BEGIN Source records

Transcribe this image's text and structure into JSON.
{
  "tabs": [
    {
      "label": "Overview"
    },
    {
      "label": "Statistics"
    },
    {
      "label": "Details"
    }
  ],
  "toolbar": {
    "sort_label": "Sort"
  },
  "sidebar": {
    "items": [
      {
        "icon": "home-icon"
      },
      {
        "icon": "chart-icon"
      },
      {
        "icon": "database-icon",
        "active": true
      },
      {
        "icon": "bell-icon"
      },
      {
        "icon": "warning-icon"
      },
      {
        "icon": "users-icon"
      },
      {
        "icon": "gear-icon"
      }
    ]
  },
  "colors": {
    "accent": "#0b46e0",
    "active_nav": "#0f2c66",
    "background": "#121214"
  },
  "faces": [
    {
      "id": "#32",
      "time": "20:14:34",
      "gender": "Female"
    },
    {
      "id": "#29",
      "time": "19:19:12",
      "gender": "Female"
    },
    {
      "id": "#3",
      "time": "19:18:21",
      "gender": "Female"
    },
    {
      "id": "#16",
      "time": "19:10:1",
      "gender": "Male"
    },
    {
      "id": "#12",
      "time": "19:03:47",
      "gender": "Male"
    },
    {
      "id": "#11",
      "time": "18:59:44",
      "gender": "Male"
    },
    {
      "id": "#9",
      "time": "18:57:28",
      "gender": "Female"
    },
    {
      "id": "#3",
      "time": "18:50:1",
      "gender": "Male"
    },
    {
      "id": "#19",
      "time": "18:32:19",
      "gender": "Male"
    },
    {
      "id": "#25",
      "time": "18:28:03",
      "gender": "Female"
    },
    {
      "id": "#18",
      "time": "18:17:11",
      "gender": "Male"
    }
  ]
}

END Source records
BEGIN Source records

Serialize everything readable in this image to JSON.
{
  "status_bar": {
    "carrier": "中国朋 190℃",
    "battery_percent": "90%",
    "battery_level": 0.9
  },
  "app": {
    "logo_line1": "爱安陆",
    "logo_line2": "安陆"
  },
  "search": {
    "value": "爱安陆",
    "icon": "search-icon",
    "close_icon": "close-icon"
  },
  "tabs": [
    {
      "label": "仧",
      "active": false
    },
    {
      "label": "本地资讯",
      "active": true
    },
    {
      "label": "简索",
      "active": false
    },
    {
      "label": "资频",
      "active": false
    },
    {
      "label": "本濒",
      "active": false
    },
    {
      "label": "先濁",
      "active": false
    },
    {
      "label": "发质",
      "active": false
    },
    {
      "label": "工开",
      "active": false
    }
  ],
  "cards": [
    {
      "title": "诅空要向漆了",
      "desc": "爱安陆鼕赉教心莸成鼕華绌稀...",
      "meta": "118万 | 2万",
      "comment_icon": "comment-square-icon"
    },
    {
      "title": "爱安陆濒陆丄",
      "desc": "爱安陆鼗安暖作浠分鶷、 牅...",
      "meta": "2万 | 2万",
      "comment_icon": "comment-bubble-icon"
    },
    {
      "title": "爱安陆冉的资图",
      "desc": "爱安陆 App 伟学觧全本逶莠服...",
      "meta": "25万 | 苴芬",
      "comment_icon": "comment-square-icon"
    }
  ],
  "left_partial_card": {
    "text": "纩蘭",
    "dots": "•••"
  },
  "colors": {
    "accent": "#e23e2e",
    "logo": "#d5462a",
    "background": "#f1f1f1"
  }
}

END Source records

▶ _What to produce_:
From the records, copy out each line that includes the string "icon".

▶ _Answer to this task_:
        "icon": "home-icon"
        "icon": "chart-icon"
        "icon": "database-icon",
        "icon": "bell-icon"
        "icon": "warning-icon"
        "icon": "users-icon"
        "icon": "gear-icon"
    "icon": "search-icon",
    "close_icon": "close-icon"
      "comment_icon": "comment-square-icon"
      "comment_icon": "comment-bubble-icon"
      "comment_icon": "comment-square-icon"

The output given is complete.